TASK ITEM: Spot each line in the records below where the word "torch" occurs, then copy it.

DATA RECORDS:
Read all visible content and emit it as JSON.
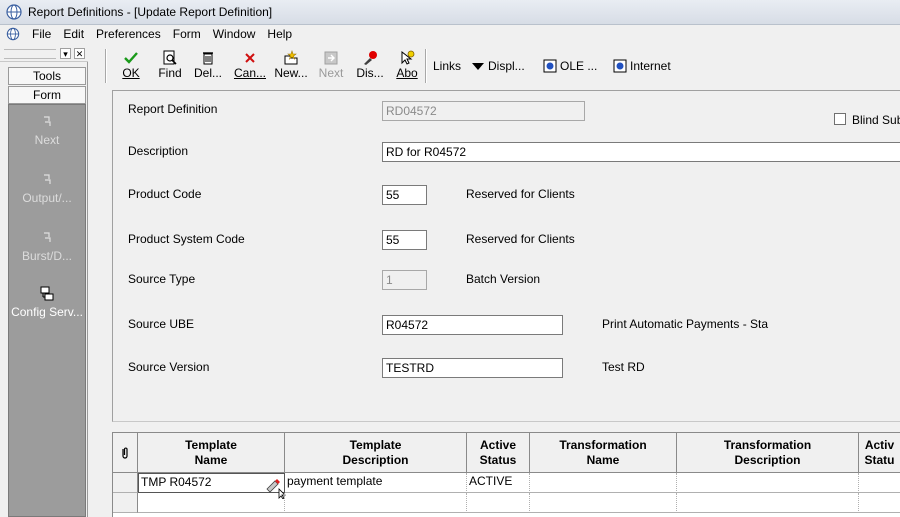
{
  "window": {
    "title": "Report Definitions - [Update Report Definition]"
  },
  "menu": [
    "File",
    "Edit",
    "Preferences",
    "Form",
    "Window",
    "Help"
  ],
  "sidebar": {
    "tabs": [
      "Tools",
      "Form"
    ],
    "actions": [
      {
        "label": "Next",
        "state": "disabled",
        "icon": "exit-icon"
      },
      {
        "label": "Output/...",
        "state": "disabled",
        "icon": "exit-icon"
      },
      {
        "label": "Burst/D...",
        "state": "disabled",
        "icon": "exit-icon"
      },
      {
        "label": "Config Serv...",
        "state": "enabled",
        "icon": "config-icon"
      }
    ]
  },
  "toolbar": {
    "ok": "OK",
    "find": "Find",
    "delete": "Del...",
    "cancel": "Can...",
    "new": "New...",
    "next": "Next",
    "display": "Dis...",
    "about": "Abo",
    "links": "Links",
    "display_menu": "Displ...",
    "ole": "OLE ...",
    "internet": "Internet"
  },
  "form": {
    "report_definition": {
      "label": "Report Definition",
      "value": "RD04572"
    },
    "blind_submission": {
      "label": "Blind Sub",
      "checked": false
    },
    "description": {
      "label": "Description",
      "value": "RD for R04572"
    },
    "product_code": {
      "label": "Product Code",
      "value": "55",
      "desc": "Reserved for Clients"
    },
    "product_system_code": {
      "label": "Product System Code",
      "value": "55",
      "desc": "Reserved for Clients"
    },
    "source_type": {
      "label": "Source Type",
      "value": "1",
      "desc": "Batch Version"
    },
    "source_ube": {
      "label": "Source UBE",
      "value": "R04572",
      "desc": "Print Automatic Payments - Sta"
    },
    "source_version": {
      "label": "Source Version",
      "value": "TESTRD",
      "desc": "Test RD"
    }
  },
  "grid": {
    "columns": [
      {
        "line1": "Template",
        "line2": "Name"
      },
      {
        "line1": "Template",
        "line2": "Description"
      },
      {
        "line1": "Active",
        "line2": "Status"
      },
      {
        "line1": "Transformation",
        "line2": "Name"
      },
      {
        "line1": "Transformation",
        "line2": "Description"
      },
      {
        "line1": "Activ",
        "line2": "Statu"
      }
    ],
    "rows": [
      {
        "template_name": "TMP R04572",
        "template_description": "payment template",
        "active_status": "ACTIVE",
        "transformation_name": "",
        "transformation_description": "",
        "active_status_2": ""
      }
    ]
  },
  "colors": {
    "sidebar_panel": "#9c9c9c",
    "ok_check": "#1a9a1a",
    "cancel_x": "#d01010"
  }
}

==

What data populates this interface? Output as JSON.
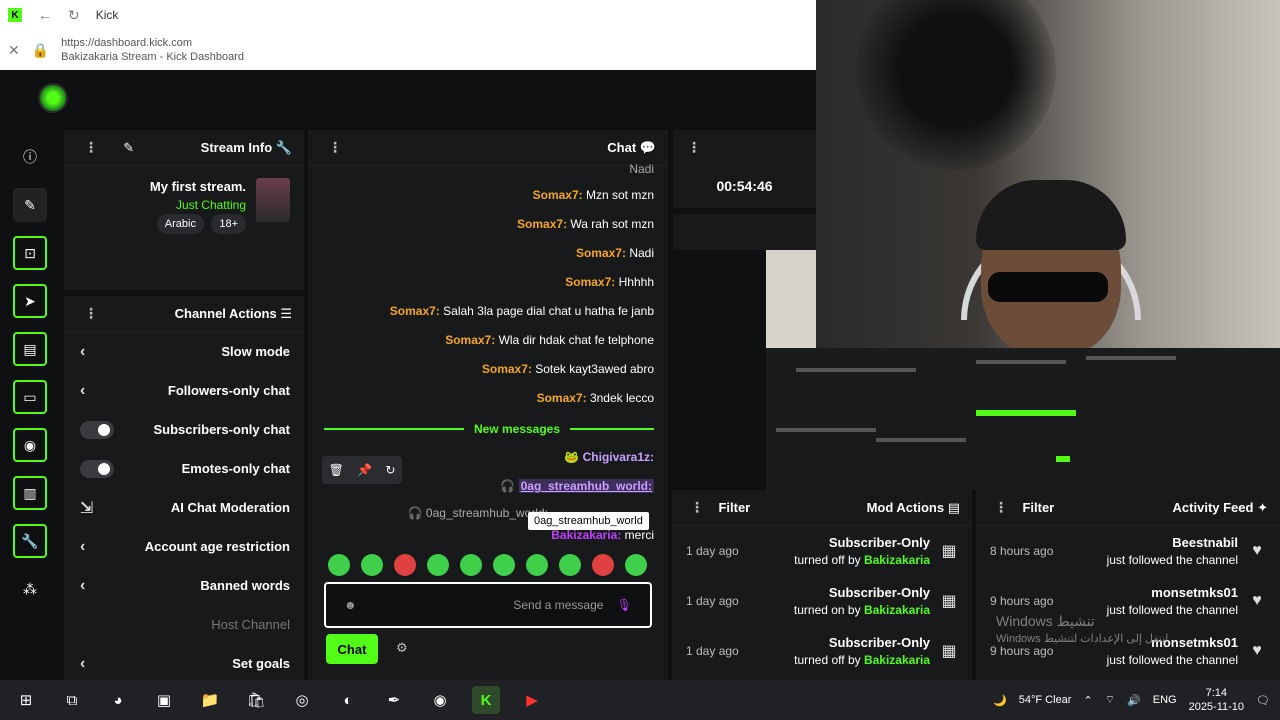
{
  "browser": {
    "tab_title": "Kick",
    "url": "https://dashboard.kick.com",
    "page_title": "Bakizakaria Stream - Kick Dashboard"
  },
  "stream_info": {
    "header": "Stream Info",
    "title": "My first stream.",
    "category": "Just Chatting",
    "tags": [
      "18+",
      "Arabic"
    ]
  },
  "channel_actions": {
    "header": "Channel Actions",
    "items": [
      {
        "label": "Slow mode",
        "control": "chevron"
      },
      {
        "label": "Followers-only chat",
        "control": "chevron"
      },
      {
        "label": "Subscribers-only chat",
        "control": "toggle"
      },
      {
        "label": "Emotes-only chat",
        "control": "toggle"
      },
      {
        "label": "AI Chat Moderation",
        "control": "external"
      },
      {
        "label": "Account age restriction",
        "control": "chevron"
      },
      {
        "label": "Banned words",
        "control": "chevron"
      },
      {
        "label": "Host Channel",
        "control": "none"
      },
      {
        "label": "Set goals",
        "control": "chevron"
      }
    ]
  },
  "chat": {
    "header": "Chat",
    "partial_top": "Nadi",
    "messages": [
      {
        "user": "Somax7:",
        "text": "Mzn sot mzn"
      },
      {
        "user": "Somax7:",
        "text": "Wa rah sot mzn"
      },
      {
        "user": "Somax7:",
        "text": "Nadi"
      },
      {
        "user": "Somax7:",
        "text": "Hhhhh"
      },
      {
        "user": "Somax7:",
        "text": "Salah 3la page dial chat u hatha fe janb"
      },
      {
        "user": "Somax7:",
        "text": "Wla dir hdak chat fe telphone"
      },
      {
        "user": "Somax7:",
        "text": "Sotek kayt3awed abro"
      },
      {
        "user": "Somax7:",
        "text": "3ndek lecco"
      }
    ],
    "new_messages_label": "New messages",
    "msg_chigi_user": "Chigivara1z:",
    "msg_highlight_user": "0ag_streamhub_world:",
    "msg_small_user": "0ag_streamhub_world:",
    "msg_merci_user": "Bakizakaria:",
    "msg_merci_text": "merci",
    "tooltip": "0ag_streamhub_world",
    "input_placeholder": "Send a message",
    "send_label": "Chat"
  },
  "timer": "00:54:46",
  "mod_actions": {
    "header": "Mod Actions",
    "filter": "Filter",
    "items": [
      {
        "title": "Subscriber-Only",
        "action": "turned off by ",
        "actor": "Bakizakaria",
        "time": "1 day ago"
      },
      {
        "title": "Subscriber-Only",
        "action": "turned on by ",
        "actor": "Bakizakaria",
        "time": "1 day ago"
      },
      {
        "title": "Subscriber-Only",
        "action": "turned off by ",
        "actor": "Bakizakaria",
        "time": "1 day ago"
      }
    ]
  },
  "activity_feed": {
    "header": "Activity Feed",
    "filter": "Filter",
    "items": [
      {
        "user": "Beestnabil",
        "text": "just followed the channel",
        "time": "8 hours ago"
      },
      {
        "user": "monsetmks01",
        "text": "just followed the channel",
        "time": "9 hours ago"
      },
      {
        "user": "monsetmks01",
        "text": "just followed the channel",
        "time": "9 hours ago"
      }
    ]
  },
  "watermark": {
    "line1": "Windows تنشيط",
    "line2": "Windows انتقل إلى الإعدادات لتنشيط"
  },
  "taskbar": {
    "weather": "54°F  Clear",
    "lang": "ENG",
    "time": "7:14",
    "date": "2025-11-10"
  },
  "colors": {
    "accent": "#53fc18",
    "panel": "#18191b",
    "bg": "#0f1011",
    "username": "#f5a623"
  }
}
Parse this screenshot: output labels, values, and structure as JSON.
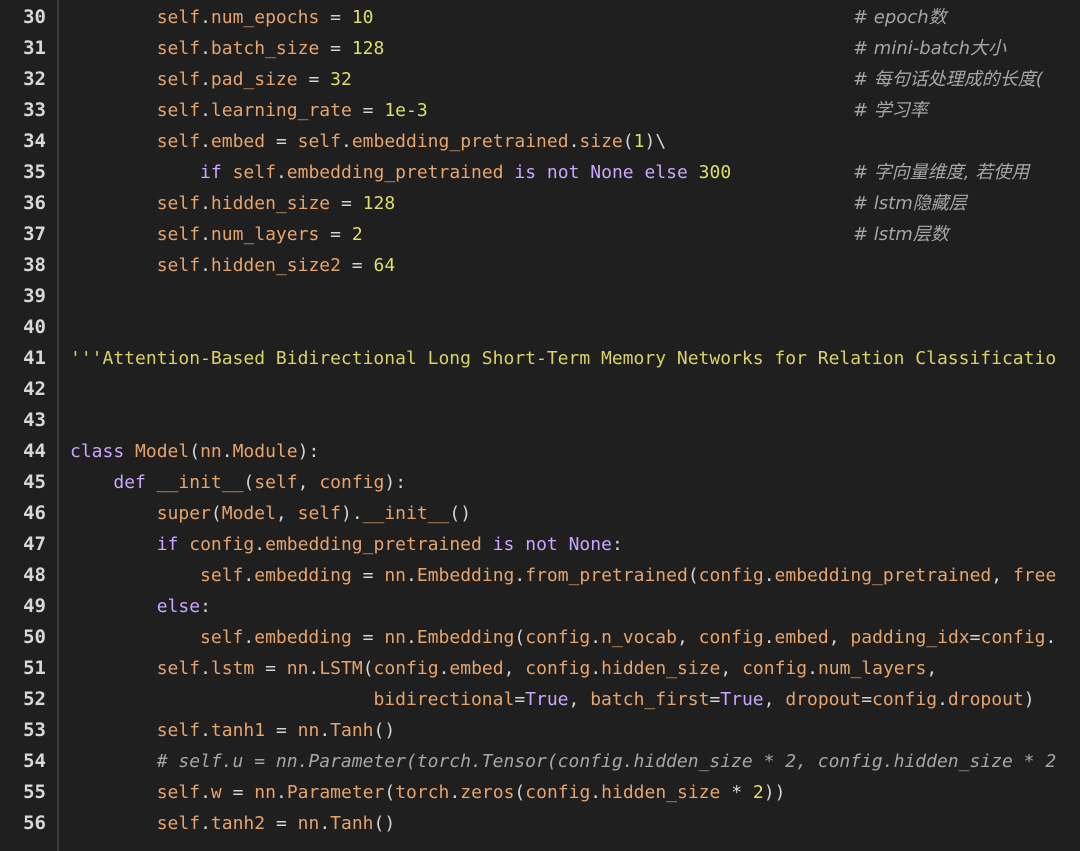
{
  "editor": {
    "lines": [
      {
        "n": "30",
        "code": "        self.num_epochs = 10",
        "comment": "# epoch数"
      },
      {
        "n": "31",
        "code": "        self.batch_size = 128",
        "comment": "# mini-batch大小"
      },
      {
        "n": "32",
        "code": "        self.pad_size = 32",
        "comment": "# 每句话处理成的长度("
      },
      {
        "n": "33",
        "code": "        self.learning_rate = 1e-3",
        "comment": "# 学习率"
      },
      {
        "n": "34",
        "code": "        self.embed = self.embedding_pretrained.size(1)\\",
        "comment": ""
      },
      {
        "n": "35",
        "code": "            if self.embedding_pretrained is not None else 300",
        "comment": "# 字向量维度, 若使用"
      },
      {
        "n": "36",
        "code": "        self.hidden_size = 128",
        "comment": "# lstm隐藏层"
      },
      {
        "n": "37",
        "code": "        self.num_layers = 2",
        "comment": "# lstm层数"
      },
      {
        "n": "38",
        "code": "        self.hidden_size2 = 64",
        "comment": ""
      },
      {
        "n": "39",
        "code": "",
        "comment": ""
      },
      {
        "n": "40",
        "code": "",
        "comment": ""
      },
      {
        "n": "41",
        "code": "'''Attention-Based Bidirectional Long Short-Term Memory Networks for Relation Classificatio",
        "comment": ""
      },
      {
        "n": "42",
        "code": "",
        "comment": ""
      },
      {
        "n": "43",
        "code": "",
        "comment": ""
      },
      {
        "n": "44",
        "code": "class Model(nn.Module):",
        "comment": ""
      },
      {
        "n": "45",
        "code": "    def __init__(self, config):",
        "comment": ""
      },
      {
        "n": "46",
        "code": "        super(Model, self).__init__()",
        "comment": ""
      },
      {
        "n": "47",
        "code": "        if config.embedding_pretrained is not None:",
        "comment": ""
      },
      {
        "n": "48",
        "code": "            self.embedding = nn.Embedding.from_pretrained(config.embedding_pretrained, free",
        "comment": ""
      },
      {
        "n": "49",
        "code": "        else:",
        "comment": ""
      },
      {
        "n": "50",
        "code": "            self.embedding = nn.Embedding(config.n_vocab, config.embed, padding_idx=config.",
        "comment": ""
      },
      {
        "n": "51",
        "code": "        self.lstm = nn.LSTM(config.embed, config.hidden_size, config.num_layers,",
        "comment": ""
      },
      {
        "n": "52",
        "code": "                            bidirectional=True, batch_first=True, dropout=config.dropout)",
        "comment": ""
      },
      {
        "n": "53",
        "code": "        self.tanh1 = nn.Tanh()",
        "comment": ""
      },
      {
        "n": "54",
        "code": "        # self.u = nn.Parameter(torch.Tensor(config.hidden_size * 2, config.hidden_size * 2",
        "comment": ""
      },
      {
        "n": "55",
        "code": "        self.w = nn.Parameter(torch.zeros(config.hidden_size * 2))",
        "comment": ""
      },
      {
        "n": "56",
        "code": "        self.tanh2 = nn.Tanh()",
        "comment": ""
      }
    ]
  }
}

TASK RESPONSE:
        "code": "        # self.u = nn.Parameter(torch.Tensor(config.hidden_size * 2, config.hidden_size * 2",
        "code": "        self.w = nn.Parameter(torch.zeros(config.hidden_size * 2))",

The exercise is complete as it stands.